Johannesburg, South Africa — 19 September 2012 – Striking platinum miners at Lonmin’s Marikana mine in South Africa have accepted a hefty pay rise offer, ending six weeks of violent labour unrest that killed 45 people and rattled Africa’s largest economy.
Reuters reports that the strikers “’ grouped on a bare soccer pitch near the mine, 100 km north-west of Johannesburg “’ cheered when they were told that management were offering a 22% pay increase, and said they would return to work tomorrow.
At least one analyst expressed concern that the Marikana wage increase could trigger a rash of pay demands across a mining sector already being squeezed by low metals prices and rising labour and electricity costs.
Lonmin confirmed that the deal had been signed in Rustenburg on last night.
“The agreement includes a signing bonus of R2,000 and an average rise in wages of between 11 and 22% for all employees falling within the Category 3 to 8 bargaining units, effective from 1 October 2012,” the company said in a statement.
In another sign that weeks of trouble in South Africa’s platinum belt were ending, the world’s biggest platinum producer, Anglo American Platinum, announced that it had resumed operations in the strike-hit Rustenburg area.
The spot platinum price fell 2% on the Marikana news to US$1,627.49/oz, and the rand firmed over 1% to R8.166 to the dollar.
Marikana strikers’ representative Bodlani said the workers had asked Lonmin management to promise that it would work with unions to reach the R12,500 basic monthly salary within two years.

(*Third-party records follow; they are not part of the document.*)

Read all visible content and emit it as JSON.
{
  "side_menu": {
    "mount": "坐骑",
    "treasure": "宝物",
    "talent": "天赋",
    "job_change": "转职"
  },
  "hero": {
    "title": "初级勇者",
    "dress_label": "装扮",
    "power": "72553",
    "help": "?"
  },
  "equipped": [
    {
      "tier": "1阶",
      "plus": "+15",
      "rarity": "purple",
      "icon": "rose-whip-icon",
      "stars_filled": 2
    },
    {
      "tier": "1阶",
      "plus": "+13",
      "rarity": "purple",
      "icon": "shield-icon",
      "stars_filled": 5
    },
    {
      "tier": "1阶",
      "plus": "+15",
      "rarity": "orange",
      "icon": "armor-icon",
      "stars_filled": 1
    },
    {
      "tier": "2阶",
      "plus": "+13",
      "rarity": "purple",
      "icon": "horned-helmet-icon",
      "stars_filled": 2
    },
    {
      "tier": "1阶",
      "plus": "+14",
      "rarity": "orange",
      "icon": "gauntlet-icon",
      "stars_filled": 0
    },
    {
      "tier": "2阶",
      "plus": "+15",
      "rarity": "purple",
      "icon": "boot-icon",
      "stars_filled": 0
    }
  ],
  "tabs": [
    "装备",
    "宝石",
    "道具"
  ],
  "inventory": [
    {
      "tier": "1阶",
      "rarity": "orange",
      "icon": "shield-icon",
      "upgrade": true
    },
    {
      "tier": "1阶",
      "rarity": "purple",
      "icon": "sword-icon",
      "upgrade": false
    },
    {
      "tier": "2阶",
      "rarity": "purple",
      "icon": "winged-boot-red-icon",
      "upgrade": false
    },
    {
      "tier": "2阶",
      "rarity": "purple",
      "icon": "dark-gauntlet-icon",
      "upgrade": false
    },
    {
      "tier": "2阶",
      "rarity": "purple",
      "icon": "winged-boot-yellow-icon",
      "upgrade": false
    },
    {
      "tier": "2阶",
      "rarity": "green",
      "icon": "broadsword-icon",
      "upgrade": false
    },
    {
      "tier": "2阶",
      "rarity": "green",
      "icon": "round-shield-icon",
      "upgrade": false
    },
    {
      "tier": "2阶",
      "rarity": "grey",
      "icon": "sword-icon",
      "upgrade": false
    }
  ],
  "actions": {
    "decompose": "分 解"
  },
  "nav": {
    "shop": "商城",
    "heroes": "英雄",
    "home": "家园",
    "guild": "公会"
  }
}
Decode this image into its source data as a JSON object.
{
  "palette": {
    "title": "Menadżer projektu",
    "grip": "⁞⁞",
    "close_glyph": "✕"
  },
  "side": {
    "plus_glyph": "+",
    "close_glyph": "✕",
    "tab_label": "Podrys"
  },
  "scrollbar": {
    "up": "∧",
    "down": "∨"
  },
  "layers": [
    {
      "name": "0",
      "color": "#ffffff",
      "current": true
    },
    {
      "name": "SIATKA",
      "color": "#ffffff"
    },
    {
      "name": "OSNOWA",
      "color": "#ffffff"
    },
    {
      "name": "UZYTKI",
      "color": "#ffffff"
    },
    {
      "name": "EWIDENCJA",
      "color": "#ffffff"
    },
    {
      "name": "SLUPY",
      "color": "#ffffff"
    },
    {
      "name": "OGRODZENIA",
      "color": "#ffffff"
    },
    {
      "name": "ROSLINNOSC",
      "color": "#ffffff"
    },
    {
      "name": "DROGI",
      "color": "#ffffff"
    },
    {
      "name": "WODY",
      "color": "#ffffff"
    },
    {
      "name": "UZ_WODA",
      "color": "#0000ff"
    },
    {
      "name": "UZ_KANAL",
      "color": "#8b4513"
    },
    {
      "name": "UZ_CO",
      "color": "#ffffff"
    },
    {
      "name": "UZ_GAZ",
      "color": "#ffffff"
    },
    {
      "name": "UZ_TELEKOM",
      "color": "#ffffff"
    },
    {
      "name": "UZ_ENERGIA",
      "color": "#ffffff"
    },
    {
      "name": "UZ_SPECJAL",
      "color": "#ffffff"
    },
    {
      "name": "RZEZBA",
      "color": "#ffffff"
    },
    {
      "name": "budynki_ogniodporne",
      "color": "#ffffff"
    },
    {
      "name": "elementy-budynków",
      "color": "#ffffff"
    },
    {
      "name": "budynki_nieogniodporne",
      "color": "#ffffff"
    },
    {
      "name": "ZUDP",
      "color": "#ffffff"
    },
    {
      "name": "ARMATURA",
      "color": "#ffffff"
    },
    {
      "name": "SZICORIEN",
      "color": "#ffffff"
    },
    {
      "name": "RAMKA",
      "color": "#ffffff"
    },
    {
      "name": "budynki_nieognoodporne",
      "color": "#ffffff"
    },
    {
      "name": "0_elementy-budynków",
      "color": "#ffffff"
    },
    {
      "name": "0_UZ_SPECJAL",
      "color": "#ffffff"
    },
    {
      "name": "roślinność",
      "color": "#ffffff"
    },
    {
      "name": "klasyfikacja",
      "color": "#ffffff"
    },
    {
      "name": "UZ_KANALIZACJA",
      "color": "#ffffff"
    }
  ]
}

The company has not yet responded to this. It had previously argued that paying R12,500 a month would put thousands of jobs at risk and challenge the viability of the business.
Amplats, in its statement, said it considered it was now safe for employees to return to their jobs, but acknowledged that many mining employees were still to return to work.
It said smelting and other processing operations at Rustenburg were already at normal levels.
Amplats had suspended operations in the heart of the platinum belt last week when machete-wielding strikers marched on shafts.
An illegal strike by 15,000 workers at the KDC West mine operated by Gold Fields Limited, the world’s fourth largest bullion producer, continued yesterday as its chief executive said the firm would not agree to demands for a minimum wage of R12,500 a month.
Source: Reuters Africa. For more information, click here.